Overnight I drafted the decal and this morning printed out a copy, cut it to shape and checked for size and position.
For making the neck template I largely base my approach on that documented by Jack Wells over on TDPRI, but because that approach demands a table router, I’ve adapted it for working with a plunge router.
I rip some 18mm MDF into a 50mm strip and cut it into two long and one short pieces.
I stick one down on the MDF that will become the template, and push the neck up tight against it.
As tightly as possible I stick down the second piece. With pencil I mark a line on the inside edge of each piece – so that I can accurately mark the centre-line later on.
I mark the end of the heel and then tap the neck into the two pieces to get them as snug as possible – without dislodging the two taped down battens. I mark the new position of the neck heel. I measure a further 7-8mm in and stick down the small piece. This ensures a nice snug fit once the pocket is cut.
With the pattern following bit I cut about 10mm deep into the MDF and then remove the battens. Before I’ve cut right through I want to mark the centre-line. Rather than pencil – when I’m working on template material, I prefer to use my Stanley knife to mark lines which is much more accurate and less prone to smudging.
And then I check the fit against the neck. What I’m aiming for is snug enough to hold itself to the neck, but not so tight that you have trouble getting the neck in and out.

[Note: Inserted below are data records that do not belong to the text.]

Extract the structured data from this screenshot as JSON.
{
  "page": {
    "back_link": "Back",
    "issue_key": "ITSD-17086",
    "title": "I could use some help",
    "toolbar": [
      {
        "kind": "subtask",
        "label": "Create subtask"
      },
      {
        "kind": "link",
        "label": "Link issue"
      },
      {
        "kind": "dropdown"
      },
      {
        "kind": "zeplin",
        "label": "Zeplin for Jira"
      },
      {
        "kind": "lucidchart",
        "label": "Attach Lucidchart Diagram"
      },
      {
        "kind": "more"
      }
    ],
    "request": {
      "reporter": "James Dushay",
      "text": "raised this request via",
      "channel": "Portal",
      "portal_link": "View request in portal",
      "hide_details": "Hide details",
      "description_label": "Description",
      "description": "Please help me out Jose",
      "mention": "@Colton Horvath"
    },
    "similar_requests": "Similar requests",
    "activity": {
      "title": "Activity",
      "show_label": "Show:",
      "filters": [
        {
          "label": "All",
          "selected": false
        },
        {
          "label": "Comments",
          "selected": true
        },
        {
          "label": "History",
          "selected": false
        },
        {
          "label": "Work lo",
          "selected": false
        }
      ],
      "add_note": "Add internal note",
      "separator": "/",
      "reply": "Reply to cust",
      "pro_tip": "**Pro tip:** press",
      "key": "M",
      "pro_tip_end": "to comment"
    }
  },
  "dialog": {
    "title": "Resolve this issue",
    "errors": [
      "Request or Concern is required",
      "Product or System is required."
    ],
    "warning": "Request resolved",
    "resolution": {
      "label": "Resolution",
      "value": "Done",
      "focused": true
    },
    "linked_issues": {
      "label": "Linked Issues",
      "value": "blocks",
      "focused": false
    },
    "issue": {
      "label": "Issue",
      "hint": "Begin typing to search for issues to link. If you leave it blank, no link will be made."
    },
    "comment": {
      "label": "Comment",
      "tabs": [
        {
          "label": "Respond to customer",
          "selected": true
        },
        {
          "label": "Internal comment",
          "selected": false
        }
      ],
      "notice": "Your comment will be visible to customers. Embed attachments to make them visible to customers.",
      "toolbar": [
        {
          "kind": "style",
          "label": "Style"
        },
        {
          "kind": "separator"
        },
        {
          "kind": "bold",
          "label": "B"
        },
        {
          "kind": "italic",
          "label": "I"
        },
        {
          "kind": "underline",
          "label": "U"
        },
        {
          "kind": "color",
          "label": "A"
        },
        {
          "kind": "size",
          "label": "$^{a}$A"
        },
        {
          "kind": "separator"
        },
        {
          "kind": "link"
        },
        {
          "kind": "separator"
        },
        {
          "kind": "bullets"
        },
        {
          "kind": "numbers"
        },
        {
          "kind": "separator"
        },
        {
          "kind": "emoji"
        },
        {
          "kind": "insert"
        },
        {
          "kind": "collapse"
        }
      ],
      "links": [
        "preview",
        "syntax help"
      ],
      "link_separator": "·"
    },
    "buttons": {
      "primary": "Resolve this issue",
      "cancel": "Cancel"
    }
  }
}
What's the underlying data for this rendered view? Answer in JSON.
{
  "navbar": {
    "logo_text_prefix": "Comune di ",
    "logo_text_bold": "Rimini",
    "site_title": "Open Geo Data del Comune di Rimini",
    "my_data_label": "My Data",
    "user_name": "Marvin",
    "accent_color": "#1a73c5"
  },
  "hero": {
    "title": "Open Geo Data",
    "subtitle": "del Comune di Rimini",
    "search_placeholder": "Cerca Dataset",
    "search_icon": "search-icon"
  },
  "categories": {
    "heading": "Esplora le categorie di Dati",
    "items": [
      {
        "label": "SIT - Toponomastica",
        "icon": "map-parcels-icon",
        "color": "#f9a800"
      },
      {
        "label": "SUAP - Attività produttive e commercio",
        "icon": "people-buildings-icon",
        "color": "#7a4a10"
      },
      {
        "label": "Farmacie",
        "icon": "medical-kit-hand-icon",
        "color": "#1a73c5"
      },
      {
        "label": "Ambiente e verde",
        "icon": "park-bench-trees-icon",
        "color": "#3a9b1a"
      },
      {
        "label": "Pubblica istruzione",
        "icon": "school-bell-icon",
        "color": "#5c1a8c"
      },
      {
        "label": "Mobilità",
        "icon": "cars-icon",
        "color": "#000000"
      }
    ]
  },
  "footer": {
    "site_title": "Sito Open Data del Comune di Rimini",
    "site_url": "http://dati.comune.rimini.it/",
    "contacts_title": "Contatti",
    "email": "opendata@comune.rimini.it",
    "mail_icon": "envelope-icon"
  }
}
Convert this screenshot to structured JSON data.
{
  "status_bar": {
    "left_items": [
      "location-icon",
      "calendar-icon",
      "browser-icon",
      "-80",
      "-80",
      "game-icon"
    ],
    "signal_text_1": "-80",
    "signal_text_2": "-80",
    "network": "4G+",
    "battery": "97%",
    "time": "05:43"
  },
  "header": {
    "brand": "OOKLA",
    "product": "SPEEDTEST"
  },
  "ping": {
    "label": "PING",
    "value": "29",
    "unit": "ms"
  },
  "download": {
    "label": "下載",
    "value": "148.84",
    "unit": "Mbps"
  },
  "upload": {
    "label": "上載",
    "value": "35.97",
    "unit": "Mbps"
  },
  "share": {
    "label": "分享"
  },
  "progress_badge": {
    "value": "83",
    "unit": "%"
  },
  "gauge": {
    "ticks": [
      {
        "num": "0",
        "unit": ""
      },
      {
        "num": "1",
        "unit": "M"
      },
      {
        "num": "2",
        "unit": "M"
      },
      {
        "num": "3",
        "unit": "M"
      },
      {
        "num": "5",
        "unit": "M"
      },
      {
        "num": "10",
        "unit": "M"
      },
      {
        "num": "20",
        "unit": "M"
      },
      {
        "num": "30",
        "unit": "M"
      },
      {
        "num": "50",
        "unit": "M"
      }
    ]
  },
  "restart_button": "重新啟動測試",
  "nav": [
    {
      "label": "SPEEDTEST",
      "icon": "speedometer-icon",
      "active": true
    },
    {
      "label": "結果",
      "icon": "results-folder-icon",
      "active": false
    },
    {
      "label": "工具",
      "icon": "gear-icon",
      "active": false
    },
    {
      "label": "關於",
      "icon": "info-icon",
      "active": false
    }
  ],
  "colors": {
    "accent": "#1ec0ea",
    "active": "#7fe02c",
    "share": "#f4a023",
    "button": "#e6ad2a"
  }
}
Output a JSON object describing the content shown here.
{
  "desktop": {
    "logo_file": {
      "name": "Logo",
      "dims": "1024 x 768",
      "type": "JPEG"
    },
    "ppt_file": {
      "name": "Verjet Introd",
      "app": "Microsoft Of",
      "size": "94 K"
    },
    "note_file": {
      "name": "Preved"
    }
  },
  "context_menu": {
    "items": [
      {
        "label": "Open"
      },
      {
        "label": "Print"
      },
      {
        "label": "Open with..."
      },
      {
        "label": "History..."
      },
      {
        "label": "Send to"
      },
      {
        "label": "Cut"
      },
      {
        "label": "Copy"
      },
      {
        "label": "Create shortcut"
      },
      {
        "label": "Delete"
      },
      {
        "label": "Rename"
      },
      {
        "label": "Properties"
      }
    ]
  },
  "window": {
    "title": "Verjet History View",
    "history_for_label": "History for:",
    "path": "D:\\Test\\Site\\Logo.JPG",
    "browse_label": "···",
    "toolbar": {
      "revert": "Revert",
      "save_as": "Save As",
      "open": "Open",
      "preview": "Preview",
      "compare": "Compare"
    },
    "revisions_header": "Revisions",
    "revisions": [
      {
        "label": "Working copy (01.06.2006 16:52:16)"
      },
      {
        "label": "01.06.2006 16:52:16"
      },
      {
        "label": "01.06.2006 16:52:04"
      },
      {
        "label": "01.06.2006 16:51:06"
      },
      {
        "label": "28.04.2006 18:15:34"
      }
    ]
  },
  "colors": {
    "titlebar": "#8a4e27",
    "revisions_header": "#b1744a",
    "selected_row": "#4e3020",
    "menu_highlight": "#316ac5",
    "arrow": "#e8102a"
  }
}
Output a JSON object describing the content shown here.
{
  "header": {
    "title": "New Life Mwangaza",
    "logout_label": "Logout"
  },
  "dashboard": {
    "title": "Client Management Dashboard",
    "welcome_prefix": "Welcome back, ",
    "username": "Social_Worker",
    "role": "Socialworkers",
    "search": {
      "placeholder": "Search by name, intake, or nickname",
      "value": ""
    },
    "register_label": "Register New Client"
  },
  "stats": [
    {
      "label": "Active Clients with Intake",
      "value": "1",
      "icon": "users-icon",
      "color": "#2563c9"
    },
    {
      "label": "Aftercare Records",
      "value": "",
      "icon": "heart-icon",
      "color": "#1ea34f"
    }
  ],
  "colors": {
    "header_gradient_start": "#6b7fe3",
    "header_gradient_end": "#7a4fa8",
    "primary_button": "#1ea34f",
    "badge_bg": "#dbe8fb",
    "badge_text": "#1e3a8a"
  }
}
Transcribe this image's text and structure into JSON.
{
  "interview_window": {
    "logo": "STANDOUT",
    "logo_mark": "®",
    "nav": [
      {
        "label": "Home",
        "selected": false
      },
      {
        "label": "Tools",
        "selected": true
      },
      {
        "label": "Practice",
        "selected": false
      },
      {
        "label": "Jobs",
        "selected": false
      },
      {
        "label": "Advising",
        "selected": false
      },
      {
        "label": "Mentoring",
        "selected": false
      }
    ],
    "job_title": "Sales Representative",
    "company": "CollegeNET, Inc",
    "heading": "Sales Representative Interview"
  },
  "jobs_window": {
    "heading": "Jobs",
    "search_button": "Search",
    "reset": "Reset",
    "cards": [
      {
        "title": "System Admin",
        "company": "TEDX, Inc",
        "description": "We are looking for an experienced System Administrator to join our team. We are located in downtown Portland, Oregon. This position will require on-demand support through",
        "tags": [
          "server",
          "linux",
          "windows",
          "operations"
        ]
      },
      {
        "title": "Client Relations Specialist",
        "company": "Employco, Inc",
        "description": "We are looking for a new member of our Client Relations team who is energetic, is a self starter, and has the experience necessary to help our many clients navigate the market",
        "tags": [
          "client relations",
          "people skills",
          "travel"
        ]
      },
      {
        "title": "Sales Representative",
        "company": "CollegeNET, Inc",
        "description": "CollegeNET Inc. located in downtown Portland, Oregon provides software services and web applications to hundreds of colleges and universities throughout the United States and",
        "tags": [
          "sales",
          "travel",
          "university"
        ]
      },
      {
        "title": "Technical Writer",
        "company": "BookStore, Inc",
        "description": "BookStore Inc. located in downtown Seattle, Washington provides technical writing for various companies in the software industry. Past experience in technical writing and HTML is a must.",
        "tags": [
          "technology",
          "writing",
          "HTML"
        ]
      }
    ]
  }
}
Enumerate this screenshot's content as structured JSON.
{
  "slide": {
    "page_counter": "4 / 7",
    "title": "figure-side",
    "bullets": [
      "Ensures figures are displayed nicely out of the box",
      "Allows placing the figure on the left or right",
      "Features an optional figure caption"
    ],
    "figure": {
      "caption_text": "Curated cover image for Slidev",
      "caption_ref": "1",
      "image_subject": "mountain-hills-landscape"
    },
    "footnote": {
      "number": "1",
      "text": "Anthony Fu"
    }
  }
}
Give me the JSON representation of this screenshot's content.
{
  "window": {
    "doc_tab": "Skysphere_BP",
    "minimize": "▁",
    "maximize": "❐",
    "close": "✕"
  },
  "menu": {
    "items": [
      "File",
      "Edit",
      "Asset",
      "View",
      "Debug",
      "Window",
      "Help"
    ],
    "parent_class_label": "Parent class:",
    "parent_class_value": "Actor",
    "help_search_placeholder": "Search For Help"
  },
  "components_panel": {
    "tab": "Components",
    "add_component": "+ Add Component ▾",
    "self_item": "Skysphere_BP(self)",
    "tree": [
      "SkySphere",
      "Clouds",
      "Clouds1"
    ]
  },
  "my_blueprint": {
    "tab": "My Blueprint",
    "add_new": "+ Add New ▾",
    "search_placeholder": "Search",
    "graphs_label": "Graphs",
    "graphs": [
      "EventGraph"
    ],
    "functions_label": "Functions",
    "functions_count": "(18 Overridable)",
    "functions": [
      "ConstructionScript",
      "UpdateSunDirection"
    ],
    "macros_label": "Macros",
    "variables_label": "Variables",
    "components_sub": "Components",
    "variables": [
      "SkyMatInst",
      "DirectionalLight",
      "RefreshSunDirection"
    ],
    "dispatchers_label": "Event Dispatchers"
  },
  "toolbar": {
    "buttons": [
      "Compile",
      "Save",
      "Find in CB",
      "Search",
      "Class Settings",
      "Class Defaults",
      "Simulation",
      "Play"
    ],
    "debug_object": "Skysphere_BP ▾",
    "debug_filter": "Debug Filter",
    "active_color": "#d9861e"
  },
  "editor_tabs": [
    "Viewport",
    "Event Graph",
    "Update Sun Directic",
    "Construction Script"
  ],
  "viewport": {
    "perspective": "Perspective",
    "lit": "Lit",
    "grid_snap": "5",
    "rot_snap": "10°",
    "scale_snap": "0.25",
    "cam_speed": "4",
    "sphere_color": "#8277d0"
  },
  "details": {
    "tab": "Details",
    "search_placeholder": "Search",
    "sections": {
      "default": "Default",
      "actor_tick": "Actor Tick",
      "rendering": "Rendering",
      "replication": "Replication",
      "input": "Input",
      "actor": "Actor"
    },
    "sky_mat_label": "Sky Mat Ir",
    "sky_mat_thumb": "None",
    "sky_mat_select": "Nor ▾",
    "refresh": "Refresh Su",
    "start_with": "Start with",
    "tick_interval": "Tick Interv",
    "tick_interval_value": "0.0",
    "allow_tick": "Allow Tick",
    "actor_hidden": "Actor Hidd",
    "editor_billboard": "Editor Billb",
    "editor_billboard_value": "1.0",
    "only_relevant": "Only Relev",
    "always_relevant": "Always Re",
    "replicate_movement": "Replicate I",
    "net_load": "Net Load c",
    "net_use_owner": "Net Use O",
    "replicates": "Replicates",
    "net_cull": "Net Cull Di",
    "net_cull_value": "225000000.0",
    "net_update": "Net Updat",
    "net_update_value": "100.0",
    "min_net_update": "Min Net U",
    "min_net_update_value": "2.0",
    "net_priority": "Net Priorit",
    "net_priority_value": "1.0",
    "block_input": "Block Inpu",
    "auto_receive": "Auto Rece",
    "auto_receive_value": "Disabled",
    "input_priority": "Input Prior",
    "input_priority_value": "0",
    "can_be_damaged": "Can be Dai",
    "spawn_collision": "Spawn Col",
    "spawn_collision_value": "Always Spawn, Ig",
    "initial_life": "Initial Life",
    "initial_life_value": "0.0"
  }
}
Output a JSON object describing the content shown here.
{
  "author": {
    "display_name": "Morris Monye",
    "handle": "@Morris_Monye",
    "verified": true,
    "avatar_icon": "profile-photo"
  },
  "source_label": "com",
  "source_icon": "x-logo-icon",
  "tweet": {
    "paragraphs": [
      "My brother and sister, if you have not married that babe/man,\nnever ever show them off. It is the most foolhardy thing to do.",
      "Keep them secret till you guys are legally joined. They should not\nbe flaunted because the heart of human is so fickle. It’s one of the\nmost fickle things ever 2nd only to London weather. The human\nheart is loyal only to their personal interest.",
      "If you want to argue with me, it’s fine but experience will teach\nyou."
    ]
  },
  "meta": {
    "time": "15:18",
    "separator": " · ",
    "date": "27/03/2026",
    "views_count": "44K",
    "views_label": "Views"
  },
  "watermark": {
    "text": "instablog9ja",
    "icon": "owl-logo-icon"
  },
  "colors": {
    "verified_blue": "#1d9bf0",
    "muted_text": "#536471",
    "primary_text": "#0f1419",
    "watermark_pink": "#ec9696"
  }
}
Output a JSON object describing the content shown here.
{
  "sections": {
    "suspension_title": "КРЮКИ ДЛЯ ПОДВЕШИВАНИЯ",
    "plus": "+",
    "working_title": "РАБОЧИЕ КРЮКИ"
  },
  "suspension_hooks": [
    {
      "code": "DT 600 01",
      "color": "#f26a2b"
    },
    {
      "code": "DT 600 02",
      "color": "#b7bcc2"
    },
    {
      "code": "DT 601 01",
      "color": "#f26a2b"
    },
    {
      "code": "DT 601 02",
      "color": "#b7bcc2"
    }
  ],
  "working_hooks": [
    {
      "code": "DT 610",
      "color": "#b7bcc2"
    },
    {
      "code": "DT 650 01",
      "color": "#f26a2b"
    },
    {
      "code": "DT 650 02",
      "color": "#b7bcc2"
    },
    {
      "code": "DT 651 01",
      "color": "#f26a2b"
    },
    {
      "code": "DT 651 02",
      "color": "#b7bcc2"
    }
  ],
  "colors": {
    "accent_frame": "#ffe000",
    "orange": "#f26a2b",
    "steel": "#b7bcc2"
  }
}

Now I’m happy with the neck pocket I mark on the body exactly where the neck heel should lie. I can then use the centre-line and this mark to mount the neck pocket template to the body.
Then it is a simple matter of routing the pocket to depth (17mm in this case) and then checking the fit.
Last job for the day was to cut the binding channel in the body and headstock. I removed the bearing from my 12mm laminate trimmer and replaced it with a 9mm bearing from another cutter. This will cut a channel 1.5mm deep. I set the depth and tested on numerous pieces of scrap until I was totally happy. Then it was a simple matter of running it round the top edge of the body.
The headstock was more problematic because the narrowness means that it is difficult to keep the router’s baseplate flat against the surface. With care and patience I was able to complete the cut, but I didn’t go too close to the ends, preferring to finish these with a chisel.
There are only a woodworking jobs left now. I need to drill the hole for the jack socket, rout the control cavity and make a cover, rout for the pickups and drill the wire runs. I’ll glue the binding and trim the ends before gluing the neck into place. All that will then remain is carving the heel and sanding it ready for finish.